through Benex's Bank of New York account and that from June to December
of 1998 there had been a number of wire transfers from the "Glencore
of Rich" to Benex for a total of $178,000.
- Authorities were not clear whether the "Glencore
of Rich" refers to Mr. Rich's Zug, Switzerland, finance and trading
company Marc Rich & Co. Holding Gmbh or Glencore International AG,
one the world's major commodity-trading companies with an annual turnover
of $44.5 billion.
- Mr. Rich had sold his entire stake in Glencore in 1994,
in part because of a messy divorce with his ex-wife, Denise, a songwriter
and Democratic Party fund-raiser.
- Both Glencore International and Marc Rich & Co. Holding
said they never had any dealings with either Nordex or Benex.
- Thomas P. Furtig, the chief executive officer of Marc
Rich & Co. Holding Gmbh, said without elaboration that the company
has never had ties with Nordex and that "everyone knows who are the
owners of Nordex."
- Mr. Furtig also said that he had never heard of Benex
until it was mentioned in the Italian press.
- Mr. Furtig later issued a written statement that "Marc
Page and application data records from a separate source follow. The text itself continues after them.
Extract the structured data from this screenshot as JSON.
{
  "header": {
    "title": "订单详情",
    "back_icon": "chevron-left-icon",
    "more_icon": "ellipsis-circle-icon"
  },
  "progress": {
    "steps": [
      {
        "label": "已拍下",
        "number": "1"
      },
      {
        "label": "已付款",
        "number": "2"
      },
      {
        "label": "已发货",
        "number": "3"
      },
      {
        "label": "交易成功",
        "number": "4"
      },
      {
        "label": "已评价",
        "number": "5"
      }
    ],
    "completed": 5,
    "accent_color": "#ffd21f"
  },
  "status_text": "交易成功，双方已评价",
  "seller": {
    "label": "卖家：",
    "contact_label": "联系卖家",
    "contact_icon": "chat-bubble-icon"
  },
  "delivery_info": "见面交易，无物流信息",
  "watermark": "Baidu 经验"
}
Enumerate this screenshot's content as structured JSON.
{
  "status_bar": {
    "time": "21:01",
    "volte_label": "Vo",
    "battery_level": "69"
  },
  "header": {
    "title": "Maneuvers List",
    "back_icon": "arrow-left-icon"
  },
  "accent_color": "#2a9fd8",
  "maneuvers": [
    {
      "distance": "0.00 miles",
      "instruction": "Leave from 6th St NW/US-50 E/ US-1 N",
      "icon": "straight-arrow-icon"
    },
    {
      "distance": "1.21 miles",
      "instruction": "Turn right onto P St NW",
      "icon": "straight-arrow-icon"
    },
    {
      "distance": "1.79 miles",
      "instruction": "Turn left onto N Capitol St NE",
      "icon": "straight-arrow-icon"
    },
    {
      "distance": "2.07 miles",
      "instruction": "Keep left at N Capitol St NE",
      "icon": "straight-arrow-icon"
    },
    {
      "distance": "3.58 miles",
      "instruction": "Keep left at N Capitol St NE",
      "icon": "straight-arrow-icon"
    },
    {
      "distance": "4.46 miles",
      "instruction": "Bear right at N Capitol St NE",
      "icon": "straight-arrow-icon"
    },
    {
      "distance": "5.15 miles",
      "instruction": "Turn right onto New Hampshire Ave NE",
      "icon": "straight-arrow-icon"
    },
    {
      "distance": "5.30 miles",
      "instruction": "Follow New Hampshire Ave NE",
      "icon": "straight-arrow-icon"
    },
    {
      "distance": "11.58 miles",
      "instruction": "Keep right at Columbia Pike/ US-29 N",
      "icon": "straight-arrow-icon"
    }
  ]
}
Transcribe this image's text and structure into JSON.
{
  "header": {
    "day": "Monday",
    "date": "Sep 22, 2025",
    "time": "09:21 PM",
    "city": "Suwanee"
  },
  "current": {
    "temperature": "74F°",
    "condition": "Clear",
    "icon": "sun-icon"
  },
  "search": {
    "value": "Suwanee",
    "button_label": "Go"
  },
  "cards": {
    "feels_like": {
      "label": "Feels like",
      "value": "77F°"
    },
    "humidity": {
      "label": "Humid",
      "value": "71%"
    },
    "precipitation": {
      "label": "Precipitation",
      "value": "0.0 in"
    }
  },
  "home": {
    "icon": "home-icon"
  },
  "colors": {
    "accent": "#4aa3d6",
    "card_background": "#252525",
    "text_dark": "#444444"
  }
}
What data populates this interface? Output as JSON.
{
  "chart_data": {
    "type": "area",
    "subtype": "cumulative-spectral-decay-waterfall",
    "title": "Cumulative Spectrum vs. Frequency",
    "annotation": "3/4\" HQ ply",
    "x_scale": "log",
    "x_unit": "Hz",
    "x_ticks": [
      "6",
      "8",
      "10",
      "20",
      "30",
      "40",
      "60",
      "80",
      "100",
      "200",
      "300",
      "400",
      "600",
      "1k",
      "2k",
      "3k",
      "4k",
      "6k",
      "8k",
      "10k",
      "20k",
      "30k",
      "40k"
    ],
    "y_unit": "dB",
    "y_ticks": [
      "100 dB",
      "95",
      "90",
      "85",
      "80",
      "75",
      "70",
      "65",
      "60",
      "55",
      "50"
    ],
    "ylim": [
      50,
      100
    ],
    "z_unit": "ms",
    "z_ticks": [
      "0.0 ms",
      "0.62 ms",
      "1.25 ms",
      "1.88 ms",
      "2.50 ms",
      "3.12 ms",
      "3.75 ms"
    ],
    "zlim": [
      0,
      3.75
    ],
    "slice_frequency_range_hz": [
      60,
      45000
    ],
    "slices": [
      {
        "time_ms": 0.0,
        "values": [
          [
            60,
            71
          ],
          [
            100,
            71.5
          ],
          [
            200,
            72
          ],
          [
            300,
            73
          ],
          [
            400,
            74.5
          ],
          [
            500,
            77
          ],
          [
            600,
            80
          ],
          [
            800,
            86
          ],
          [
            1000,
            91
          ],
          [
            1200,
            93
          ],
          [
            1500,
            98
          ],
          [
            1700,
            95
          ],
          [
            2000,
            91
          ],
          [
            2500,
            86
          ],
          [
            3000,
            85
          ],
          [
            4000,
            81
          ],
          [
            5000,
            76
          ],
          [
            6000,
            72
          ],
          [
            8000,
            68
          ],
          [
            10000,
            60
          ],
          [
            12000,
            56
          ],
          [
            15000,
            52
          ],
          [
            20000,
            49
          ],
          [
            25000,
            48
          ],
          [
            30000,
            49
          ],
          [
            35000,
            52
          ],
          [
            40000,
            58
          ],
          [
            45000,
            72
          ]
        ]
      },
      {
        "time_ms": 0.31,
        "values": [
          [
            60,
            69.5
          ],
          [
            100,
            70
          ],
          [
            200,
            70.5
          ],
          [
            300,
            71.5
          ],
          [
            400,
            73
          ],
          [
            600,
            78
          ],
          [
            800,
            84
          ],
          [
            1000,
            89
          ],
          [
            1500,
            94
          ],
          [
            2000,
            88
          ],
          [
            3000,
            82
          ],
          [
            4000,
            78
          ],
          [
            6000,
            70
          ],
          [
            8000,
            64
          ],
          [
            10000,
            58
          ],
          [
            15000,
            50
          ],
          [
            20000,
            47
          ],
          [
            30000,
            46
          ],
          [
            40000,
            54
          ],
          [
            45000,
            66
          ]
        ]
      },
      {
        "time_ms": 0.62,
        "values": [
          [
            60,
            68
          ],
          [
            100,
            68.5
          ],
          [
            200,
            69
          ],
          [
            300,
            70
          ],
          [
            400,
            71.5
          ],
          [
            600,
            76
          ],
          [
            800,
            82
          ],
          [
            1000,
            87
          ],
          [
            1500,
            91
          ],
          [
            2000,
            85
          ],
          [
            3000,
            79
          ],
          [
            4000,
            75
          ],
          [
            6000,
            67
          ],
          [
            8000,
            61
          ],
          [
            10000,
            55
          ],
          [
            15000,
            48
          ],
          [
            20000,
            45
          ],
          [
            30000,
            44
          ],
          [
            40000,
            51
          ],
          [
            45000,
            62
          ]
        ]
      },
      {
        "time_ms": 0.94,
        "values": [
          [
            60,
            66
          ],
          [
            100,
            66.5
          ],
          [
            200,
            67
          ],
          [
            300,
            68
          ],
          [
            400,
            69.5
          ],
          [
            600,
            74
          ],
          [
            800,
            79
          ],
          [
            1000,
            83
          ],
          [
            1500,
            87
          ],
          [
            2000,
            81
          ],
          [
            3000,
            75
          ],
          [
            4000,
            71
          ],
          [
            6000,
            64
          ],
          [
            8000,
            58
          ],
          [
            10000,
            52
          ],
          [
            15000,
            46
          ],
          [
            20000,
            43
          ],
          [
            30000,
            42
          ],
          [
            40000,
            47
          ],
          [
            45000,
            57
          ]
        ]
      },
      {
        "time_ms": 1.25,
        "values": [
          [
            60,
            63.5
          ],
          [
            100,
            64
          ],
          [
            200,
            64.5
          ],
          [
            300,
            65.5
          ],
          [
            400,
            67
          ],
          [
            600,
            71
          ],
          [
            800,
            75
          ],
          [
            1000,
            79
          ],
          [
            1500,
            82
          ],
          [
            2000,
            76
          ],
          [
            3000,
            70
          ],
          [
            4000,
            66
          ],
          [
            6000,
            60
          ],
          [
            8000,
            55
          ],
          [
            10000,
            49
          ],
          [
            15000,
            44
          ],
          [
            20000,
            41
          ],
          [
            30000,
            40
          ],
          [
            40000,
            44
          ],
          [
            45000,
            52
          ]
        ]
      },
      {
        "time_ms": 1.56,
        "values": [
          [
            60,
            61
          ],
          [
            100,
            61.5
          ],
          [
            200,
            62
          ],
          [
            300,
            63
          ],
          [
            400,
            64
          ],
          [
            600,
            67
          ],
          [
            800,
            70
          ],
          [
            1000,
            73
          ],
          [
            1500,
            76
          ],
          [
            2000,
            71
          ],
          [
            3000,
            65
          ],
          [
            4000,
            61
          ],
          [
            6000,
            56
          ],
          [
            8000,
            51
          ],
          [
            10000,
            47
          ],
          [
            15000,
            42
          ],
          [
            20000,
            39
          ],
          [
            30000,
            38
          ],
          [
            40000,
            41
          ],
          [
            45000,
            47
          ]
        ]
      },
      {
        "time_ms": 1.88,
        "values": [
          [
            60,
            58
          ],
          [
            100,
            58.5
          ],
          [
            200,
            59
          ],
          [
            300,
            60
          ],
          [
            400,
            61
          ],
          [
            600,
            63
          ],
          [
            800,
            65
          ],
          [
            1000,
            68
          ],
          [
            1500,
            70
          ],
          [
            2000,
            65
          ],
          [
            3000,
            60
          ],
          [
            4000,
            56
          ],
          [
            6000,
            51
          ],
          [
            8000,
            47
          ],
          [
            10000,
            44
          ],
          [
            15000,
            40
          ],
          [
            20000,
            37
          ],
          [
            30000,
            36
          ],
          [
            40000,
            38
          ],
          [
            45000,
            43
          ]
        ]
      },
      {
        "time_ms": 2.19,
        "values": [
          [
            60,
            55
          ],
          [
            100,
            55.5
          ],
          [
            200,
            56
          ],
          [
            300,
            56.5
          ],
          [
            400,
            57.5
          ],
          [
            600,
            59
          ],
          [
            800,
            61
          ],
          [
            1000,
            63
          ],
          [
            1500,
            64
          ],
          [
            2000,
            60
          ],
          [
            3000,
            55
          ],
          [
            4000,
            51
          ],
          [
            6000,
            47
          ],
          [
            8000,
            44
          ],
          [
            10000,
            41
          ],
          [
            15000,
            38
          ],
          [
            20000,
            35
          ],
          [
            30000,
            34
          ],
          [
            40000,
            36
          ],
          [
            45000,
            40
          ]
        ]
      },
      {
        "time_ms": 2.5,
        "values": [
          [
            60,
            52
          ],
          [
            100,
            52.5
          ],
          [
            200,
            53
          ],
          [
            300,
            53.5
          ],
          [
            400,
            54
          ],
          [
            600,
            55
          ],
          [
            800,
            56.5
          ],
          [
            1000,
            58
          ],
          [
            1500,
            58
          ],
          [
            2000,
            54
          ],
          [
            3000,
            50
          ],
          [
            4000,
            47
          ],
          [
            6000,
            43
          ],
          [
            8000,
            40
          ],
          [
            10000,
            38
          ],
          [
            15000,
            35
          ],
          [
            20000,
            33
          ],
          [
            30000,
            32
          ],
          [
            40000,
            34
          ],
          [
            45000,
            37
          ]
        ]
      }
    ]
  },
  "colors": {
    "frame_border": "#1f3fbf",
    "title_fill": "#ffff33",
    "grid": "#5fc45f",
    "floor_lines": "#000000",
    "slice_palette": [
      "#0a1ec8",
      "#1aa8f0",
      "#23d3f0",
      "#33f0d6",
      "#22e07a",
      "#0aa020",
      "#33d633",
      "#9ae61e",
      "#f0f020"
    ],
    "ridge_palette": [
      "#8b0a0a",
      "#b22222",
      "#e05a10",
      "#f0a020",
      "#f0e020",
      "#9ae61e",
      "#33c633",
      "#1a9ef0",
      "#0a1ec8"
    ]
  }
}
Rich Holding and its subsidiary companies have never been involved in the
transfer of funds or stolen assets from the Soviet Union to other countries."
- The Observer (16Jun02) provided an update to the reporting
of "Operation Spiderweb" and Igor Berezovsky and Oleg Berezovskii
(surname spelled both ways). The estimated money laundering has been increased
to $9 billion. That plus the estimated $15 billion in the earlier stories
at Bank of New York, gets us a bit closer to the estimated total of $300
- $500 billion in loot from the FSU.
- RFE added Nordex to this developing story...
- RFE reports that Nordex and Grigori Loutchansky are part
of the investigation by "Operation Spiderweb", a European anti-mafia
operation conducted by several police agencies. Earlier reports had linked
Nordex and Grigori Emmanuilovich "Lucky Loutchano" Loutchansky
to such prominent names as Marc Rich (the Mossad operative who was pardoned
by President Bill Clinton), Viktor Chernomyrdin (an earlier prime minister
of Russia, co-chairman of the Gore-Chernomyrdin commission, and currently
ambassador to Ukraine), Vadim Rabinovich (an earlier business partner of
Nordex/Loutchansky, adviser to Leonid Kuchma, and currently the president
of the All-Ukrainian Jewish Congress), Yury Luzhkov the mayor of Moscow,
a failed steel deal with Kazakhstan President Nursultan Nazarbayev and
the Israeli Eisenberg group, and the gangster Semion Mogilevich.